**equation**|3x- 1|= |-x+ 4|. Since the two absolute values are the same, either the numbers themselves are the same, 3x- 1= -x+ 4, or the differ only in sigh, 3x-1= -(-x+ 4)= x- 4.

The first equation, 3x- 1= -x+ 4 gives 4x= 5 or x= 5/4. The secon gives 2x= -3 or x= -3/2.

The point is that those two points are the only points at which "<" can change to ">" and vice versa.

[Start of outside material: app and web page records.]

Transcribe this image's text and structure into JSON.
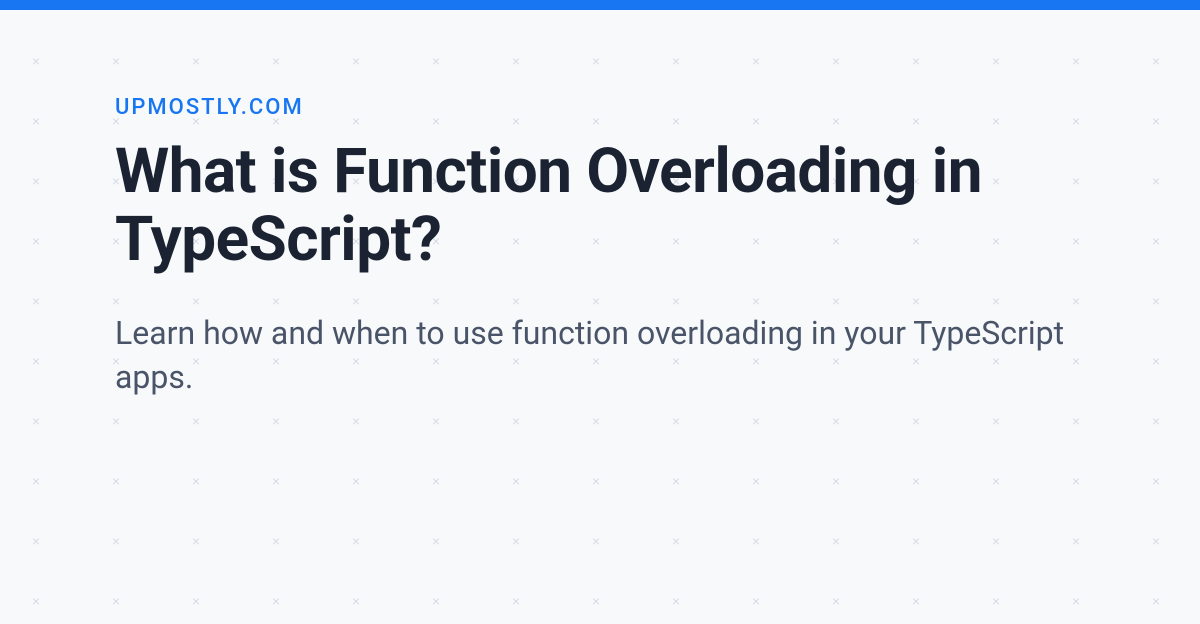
{
  "header": {
    "site_name": "UPMOSTLY.COM"
  },
  "article": {
    "title": "What is Function Overloading in TypeScript?",
    "subtitle": "Learn how and when to use function overloading in your TypeScript apps."
  }
}
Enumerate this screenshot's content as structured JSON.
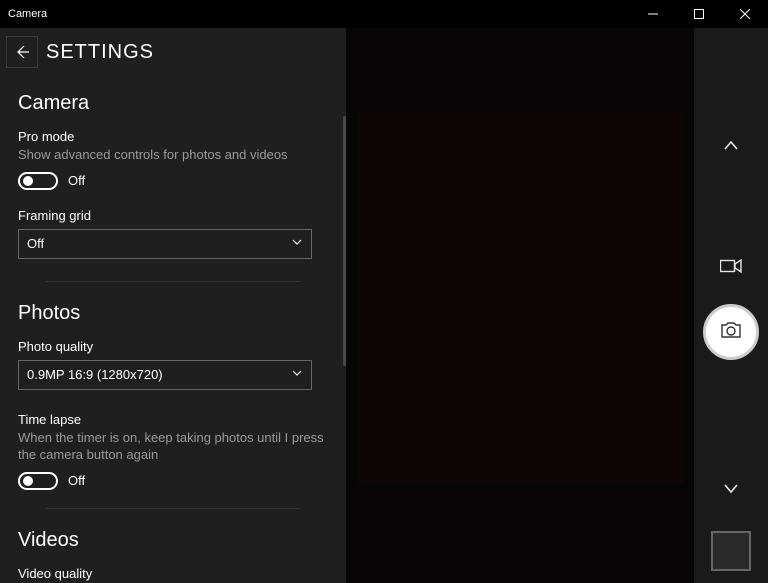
{
  "titlebar": {
    "title": "Camera"
  },
  "settings": {
    "title": "SETTINGS",
    "sections": {
      "camera": {
        "heading": "Camera",
        "pro_mode": {
          "label": "Pro mode",
          "desc": "Show advanced controls for photos and videos",
          "state": "Off"
        },
        "framing_grid": {
          "label": "Framing grid",
          "value": "Off"
        }
      },
      "photos": {
        "heading": "Photos",
        "quality": {
          "label": "Photo quality",
          "value": "0.9MP 16:9 (1280x720)"
        },
        "time_lapse": {
          "label": "Time lapse",
          "desc": "When the timer is on, keep taking photos until I press the camera button again",
          "state": "Off"
        }
      },
      "videos": {
        "heading": "Videos",
        "quality": {
          "label": "Video quality"
        }
      }
    }
  }
}
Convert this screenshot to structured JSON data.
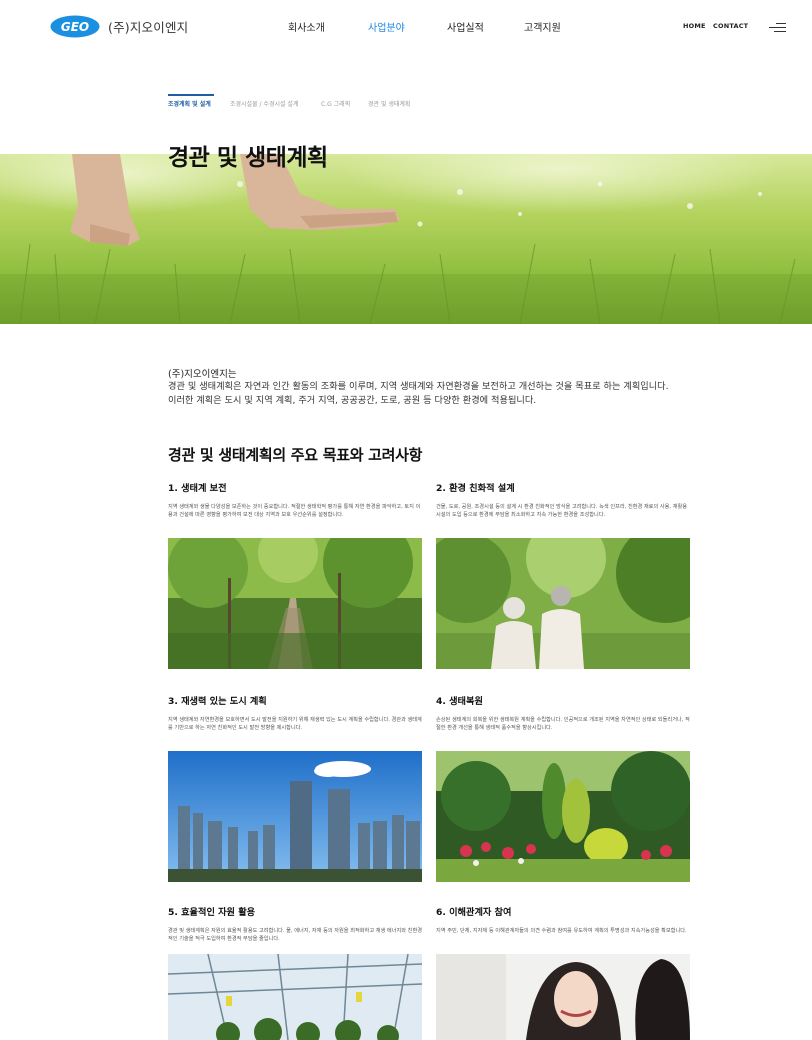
{
  "header": {
    "logo_badge": "GEO",
    "logo_text": "(주)지오이엔지",
    "nav": [
      "회사소개",
      "사업분야",
      "사업실적",
      "고객지원"
    ],
    "active_nav": 1,
    "util_home": "HOME",
    "util_contact": "CONTACT"
  },
  "subtabs": [
    "조경계획 및 설계",
    "조경시설물 / 수경시설 설계",
    "C.G 그래픽",
    "경관 및 생태계획"
  ],
  "hero": {
    "title": "경관 및 생태계획"
  },
  "intro": {
    "company": "(주)지오이엔지는",
    "text": "경관 및 생태계획은 자연과 인간 활동의 조화를 이루며, 지역 생태계와 자연환경을 보전하고 개선하는 것을 목표로 하는 계획입니다. 이러한 계획은 도시 및 지역 계획, 주거 지역, 공공공간, 도로, 공원 등 다양한 환경에 적용됩니다."
  },
  "section": {
    "title": "경관 및 생태계획의 주요 목표와 고려사항"
  },
  "cards": [
    {
      "title": "1. 생태계 보전",
      "desc": "지역 생태계와 생물 다양성을 보존하는 것이 중요합니다. 적절한 생태학적 평가를 통해 자연 환경을 파악하고, 토지 이용과 건설에 따른 영향을 평가하여 보전 대상 지역과 보호 우선순위를 설정합니다.",
      "photo": "forest-path"
    },
    {
      "title": "2. 환경 친화적 설계",
      "desc": "건물, 도로, 공원, 조경시설 등의 설계 시 환경 친화적인 방식을 고려합니다. 녹색 인프라, 친환경 재료의 사용, 재활용 시설의 도입 등으로 환경에 부담을 최소화하고 지속 가능한 환경을 조성합니다.",
      "photo": "elderly-couple-walking"
    },
    {
      "title": "3. 재생력 있는 도시 계획",
      "desc": "지역 생태계와 자연환경을 보호하면서 도시 발전을 지원하기 위해 재생력 있는 도시 계획을 수립합니다. 경관과 생태계를 기반으로 하는 자연 친화적인 도시 발전 방향을 제시합니다.",
      "photo": "city-skyline"
    },
    {
      "title": "4. 생태복원",
      "desc": "손상된 생태계의 회복을 위한 생태복원 계획을 수립합니다. 인공적으로 개조된 지역을 자연적인 상태로 되돌리거나, 적절한 환경 개선을 통해 생태적 품수적을 향상시킵니다.",
      "photo": "garden"
    },
    {
      "title": "5. 효율적인 자원 활용",
      "desc": "경관 및 생태계획은 자원의 효율적 활용도 고려합니다. 물, 에너지, 자재 등의 자원을 최적화하고 재생 에너지와 친환경적인 기술을 적극 도입하여 환경적 부담을 줄입니다.",
      "photo": "greenhouse"
    },
    {
      "title": "6. 이해관계자 참여",
      "desc": "지역 주민, 단체, 지자체 등 이해관계자들의 의견 수렴과 참여를 유도하여 계획의 투명성과 지속가능성을 확보합니다.",
      "photo": "smiling-woman"
    }
  ],
  "colors": {
    "accent": "#1e88e5",
    "subtab_active": "#1e5fa8",
    "logo_blue": "#1b8fe0"
  }
}
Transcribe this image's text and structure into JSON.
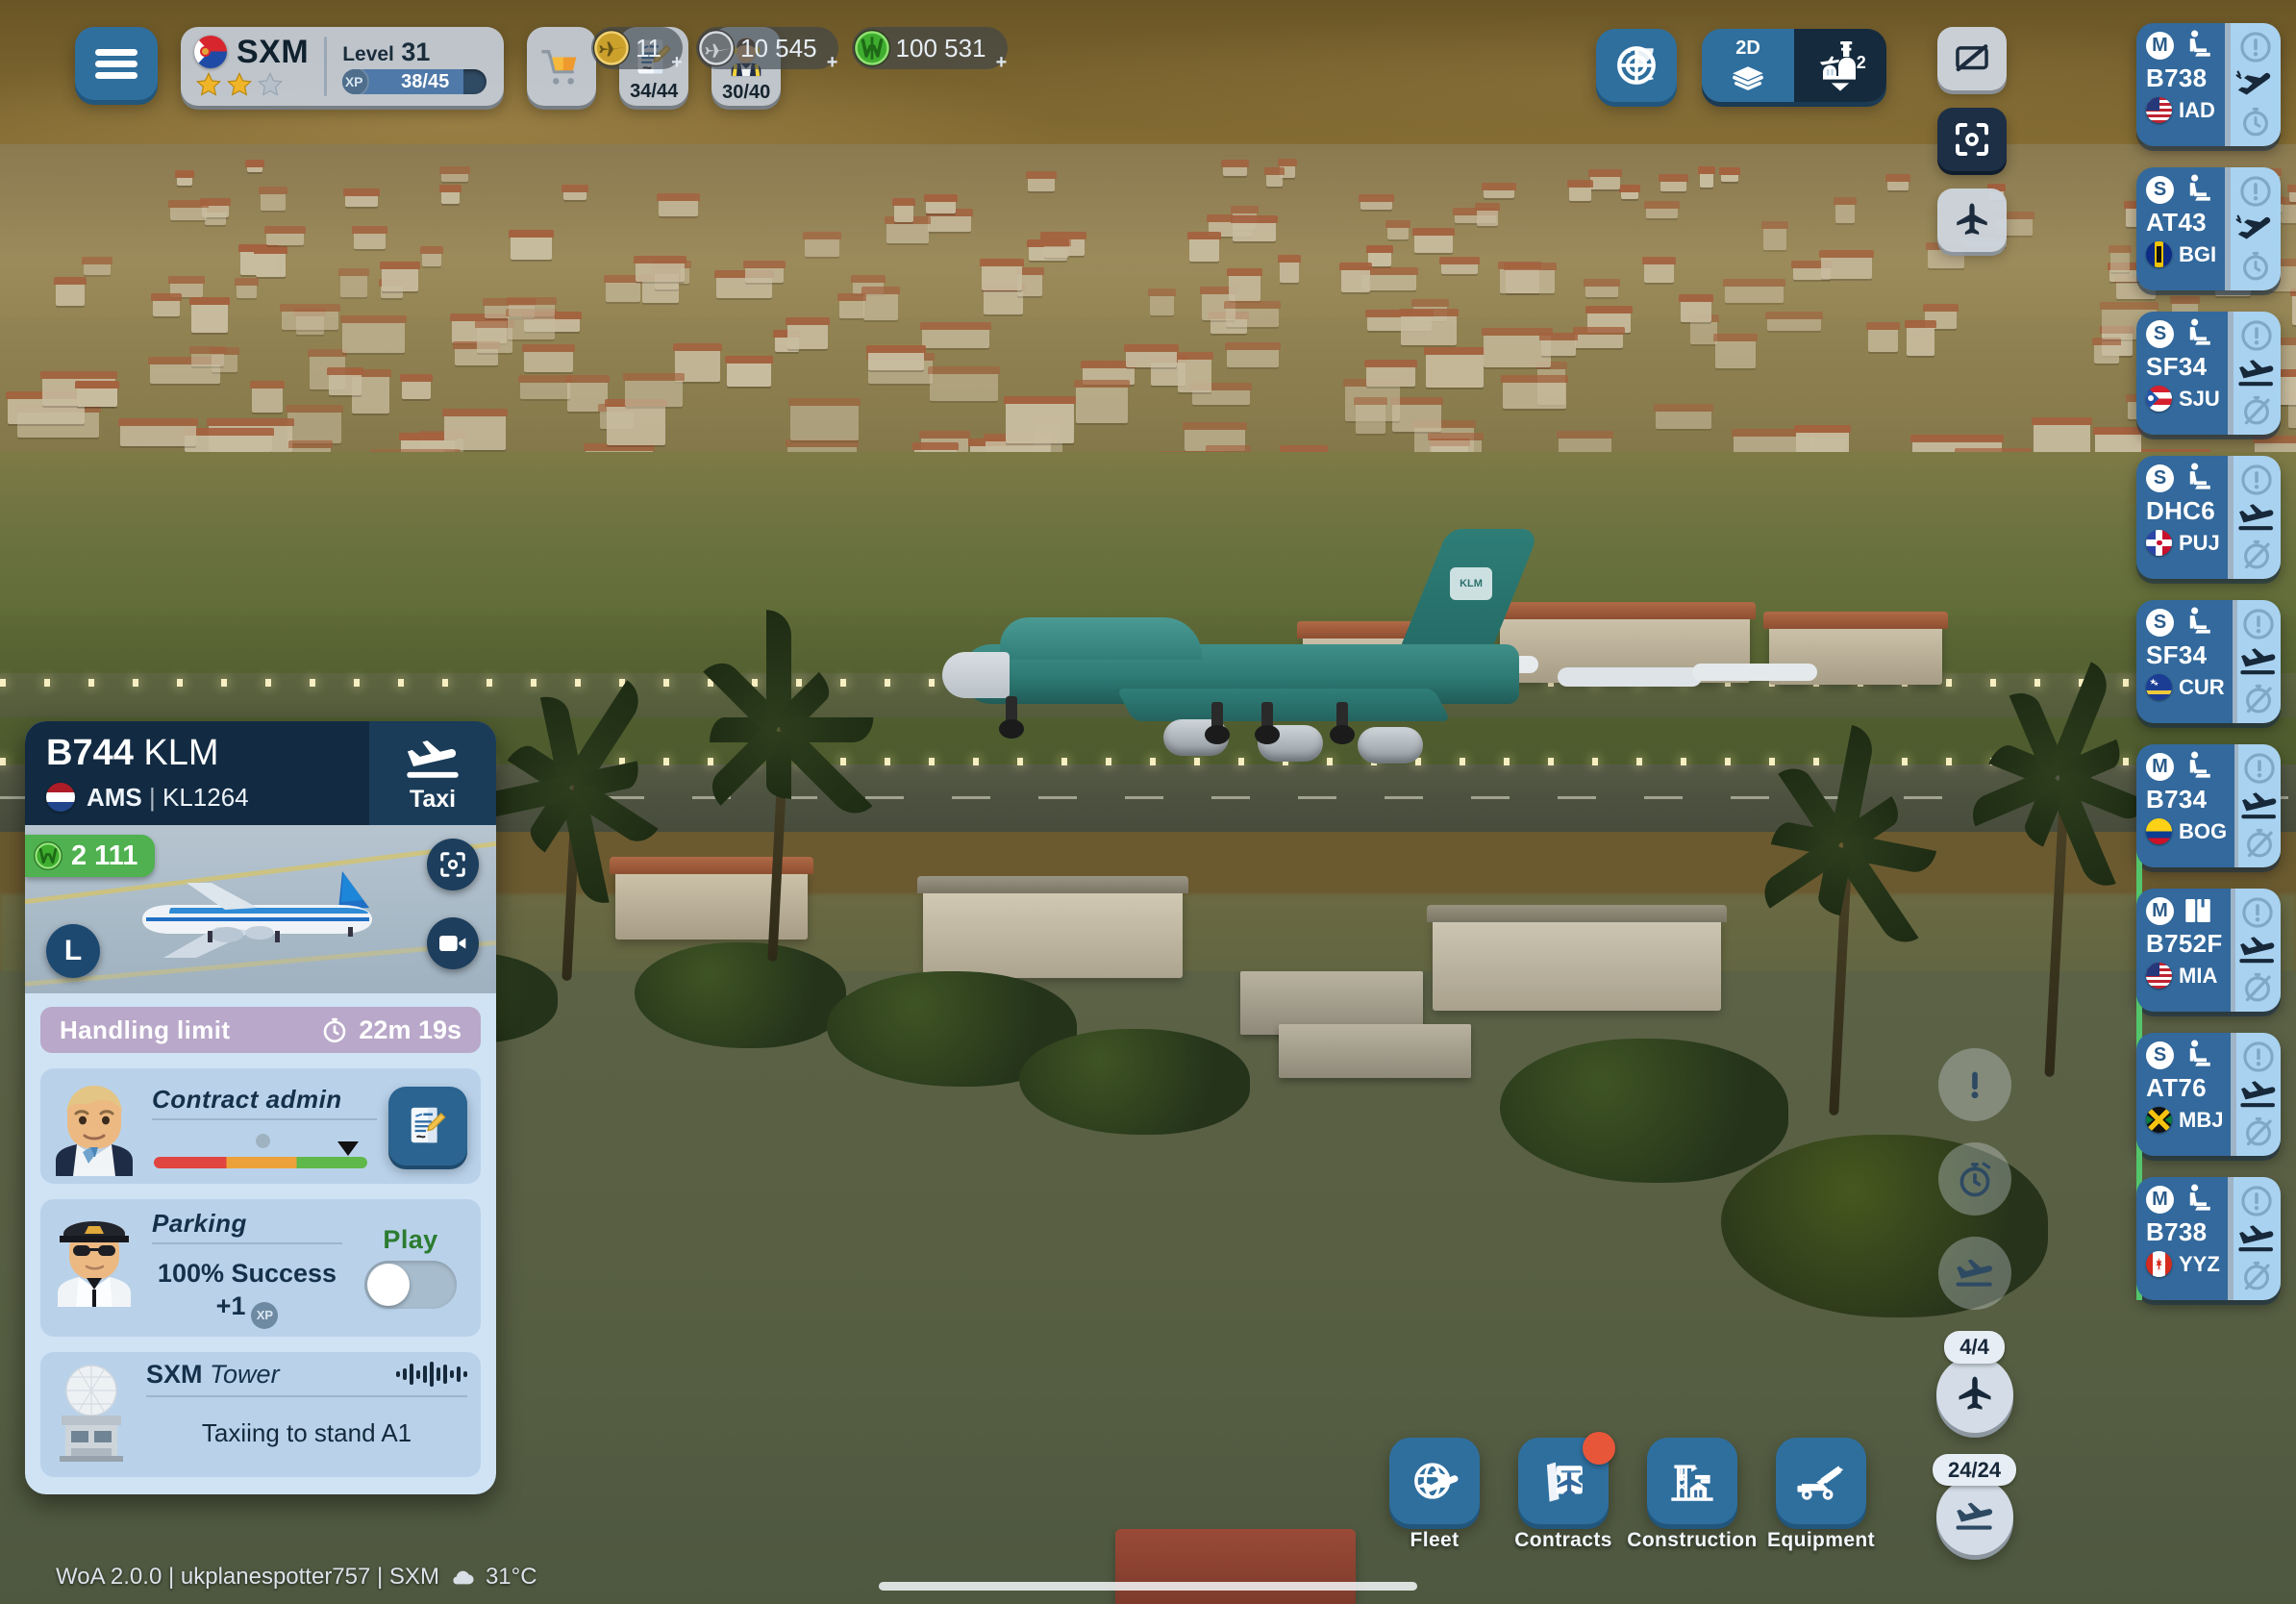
{
  "app": {
    "status_bar": "WoA 2.0.0 | ukplanespotter757 | SXM",
    "temperature": "31°C",
    "weather_icon": "cloud-icon"
  },
  "topbar": {
    "menu_icon": "hamburger-menu-icon",
    "airport": {
      "code": "SXM",
      "flag": "sint-maarten-flag",
      "stars_filled": 2,
      "stars_total": 3,
      "level_word": "Level",
      "level_number": "31",
      "xp_label": "XP",
      "xp_value": "38/45",
      "xp_percent": 84
    },
    "shop_button": {
      "icon": "shopping-cart-icon",
      "label": ""
    },
    "contracts_button": {
      "icon": "contract-document-icon",
      "count": "34/44"
    },
    "staff_button": {
      "icon": "ground-crew-icon",
      "count": "30/40"
    },
    "currencies": [
      {
        "name": "gold-plane-currency",
        "icon": "gold-plane-coin-icon",
        "value": "11",
        "color": "#caa12c"
      },
      {
        "name": "silver-plane-currency",
        "icon": "silver-plane-coin-icon",
        "value": "10 545",
        "color": "#b9bfc6"
      },
      {
        "name": "green-cash-currency",
        "icon": "green-w-coin-icon",
        "value": "100 531",
        "color": "#3fae2f"
      }
    ],
    "radar_button": {
      "icon": "radar-scope-icon"
    },
    "view_toggle": {
      "dimension_label": "2D",
      "dimension_icon": "layers-icon",
      "terminal_icon": "airport-terminal-icon",
      "terminal_count": "2",
      "chevron": "chevron-down-icon"
    },
    "right_controls": [
      {
        "name": "hide-labels-button",
        "icon": "screen-off-icon",
        "style": "light"
      },
      {
        "name": "focus-camera-button",
        "icon": "focus-frame-icon",
        "style": "dark"
      },
      {
        "name": "aircraft-filter-button",
        "icon": "plane-icon",
        "style": "light"
      }
    ]
  },
  "strips": [
    {
      "size": "M",
      "cargo_type": "passenger-seat-icon",
      "aircraft": "B738",
      "flag": "united-states-flag",
      "dest": "IAD",
      "movement": "departure-icon",
      "timer": "stopwatch-icon",
      "timer_disabled": false,
      "progress_pct": 28,
      "alert": "alert-circle-icon"
    },
    {
      "size": "S",
      "cargo_type": "passenger-seat-icon",
      "aircraft": "AT43",
      "flag": "barbados-flag",
      "dest": "BGI",
      "movement": "departure-icon",
      "timer": "stopwatch-icon",
      "timer_disabled": false,
      "progress_pct": 42,
      "alert": "alert-circle-icon"
    },
    {
      "size": "S",
      "cargo_type": "passenger-seat-icon",
      "aircraft": "SF34",
      "flag": "puerto-rico-flag",
      "dest": "SJU",
      "movement": "arrival-icon",
      "timer": "stopwatch-disabled-icon",
      "timer_disabled": true,
      "progress_pct": 0,
      "alert": "alert-circle-icon"
    },
    {
      "size": "S",
      "cargo_type": "passenger-seat-icon",
      "aircraft": "DHC6",
      "flag": "dominican-republic-flag",
      "dest": "PUJ",
      "movement": "arrival-icon",
      "timer": "stopwatch-disabled-icon",
      "timer_disabled": true,
      "progress_pct": 0,
      "alert": "alert-circle-icon"
    },
    {
      "size": "S",
      "cargo_type": "passenger-seat-icon",
      "aircraft": "SF34",
      "flag": "curacao-flag",
      "dest": "CUR",
      "movement": "arrival-icon",
      "timer": "stopwatch-disabled-icon",
      "timer_disabled": true,
      "progress_pct": 0,
      "alert": "alert-circle-icon"
    },
    {
      "size": "M",
      "cargo_type": "passenger-seat-icon",
      "aircraft": "B734",
      "flag": "colombia-flag",
      "dest": "BOG",
      "movement": "arrival-icon",
      "timer": "stopwatch-disabled-icon",
      "timer_disabled": true,
      "progress_pct": 0,
      "alert": "alert-circle-icon"
    },
    {
      "size": "M",
      "cargo_type": "cargo-boxes-icon",
      "aircraft": "B752F",
      "flag": "united-states-flag",
      "dest": "MIA",
      "movement": "arrival-icon",
      "timer": "stopwatch-disabled-icon",
      "timer_disabled": true,
      "progress_pct": 0,
      "alert": "alert-circle-icon"
    },
    {
      "size": "S",
      "cargo_type": "passenger-seat-icon",
      "aircraft": "AT76",
      "flag": "jamaica-flag",
      "dest": "MBJ",
      "movement": "arrival-icon",
      "timer": "stopwatch-disabled-icon",
      "timer_disabled": true,
      "progress_pct": 0,
      "alert": "alert-circle-icon"
    },
    {
      "size": "M",
      "cargo_type": "passenger-seat-icon",
      "aircraft": "B738",
      "flag": "canada-flag",
      "dest": "YYZ",
      "movement": "arrival-icon",
      "timer": "stopwatch-disabled-icon",
      "timer_disabled": true,
      "progress_pct": 0,
      "alert": "alert-circle-icon"
    }
  ],
  "aircraft_panel": {
    "type_code": "B744",
    "airline": "KLM",
    "origin_flag": "netherlands-flag",
    "origin": "AMS",
    "flight_number": "KL1264",
    "state_label": "Taxi",
    "state_icon": "landing-plane-icon",
    "reward_icon": "green-w-coin-icon",
    "reward_value": "2 111",
    "size_class": "L",
    "focus_icon": "focus-frame-icon",
    "camera_icon": "video-camera-icon",
    "handling": {
      "label": "Handling limit",
      "timer_icon": "stopwatch-icon",
      "time_left": "22m 19s"
    },
    "contract_admin": {
      "role": "Contract admin",
      "avatar": "contract-admin-avatar",
      "action_icon": "contract-document-icon",
      "skill_percent": 92
    },
    "parking": {
      "role": "Parking",
      "avatar": "pilot-avatar",
      "success_text": "100% Success",
      "xp_text": "+1",
      "xp_badge": "XP",
      "toggle_label": "Play",
      "toggle_on": false
    },
    "tower": {
      "airport": "SXM",
      "title_suffix": "Tower",
      "waveform_icon": "audio-waveform-icon",
      "message": "Taxiing to stand A1"
    }
  },
  "bottom_toolbar": [
    {
      "name": "fleet",
      "label": "Fleet",
      "icon": "globe-plane-icon",
      "badge": false
    },
    {
      "name": "contracts",
      "label": "Contracts",
      "icon": "tickets-icon",
      "badge": true
    },
    {
      "name": "construction",
      "label": "Construction",
      "icon": "crane-building-icon",
      "badge": false
    },
    {
      "name": "equipment",
      "label": "Equipment",
      "icon": "stair-truck-icon",
      "badge": false
    }
  ],
  "quick_controls": [
    {
      "name": "alerts-filter",
      "icon": "exclamation-icon",
      "style": "ghost",
      "label": ""
    },
    {
      "name": "timers-filter",
      "icon": "stopwatch-icon",
      "style": "ghost",
      "label": ""
    },
    {
      "name": "arrivals-filter",
      "icon": "arrival-icon",
      "style": "ghost",
      "label": ""
    },
    {
      "name": "departures-slots",
      "icon": "plane-icon",
      "style": "chip",
      "label": "4/4"
    },
    {
      "name": "stands-capacity",
      "icon": "arrival-icon",
      "style": "chip",
      "label": "24/24"
    }
  ]
}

The number -2 is less that -3/2 and putting x= -2 in the original equation, |3(-2)-1|= |-7|= 7> |-(-2)+4)|= |6|= 6 so |3x-1|> |-x+ 4| for**all**x< -3/2.

The number 0 is**between**-3/2 and 5/4. Putting x= 0 in the original equation, |3(0)-1|= |-1|= 1< |-(0)+ 4|= |4|= 4 so |3x-1|< |-x+ 4| for**all**x between -3/3 and 5/4.

The number 2 is greater than 5/4. Putting x= 2 in the original equation, |3(2)- 1|= |5|= 5> |-(2)+ 4|= |2|= 2 so |3x-1|> |-x+ 4| for**all**x greater than 5/4.

- Oct 14th 2010, 07:13 AM #4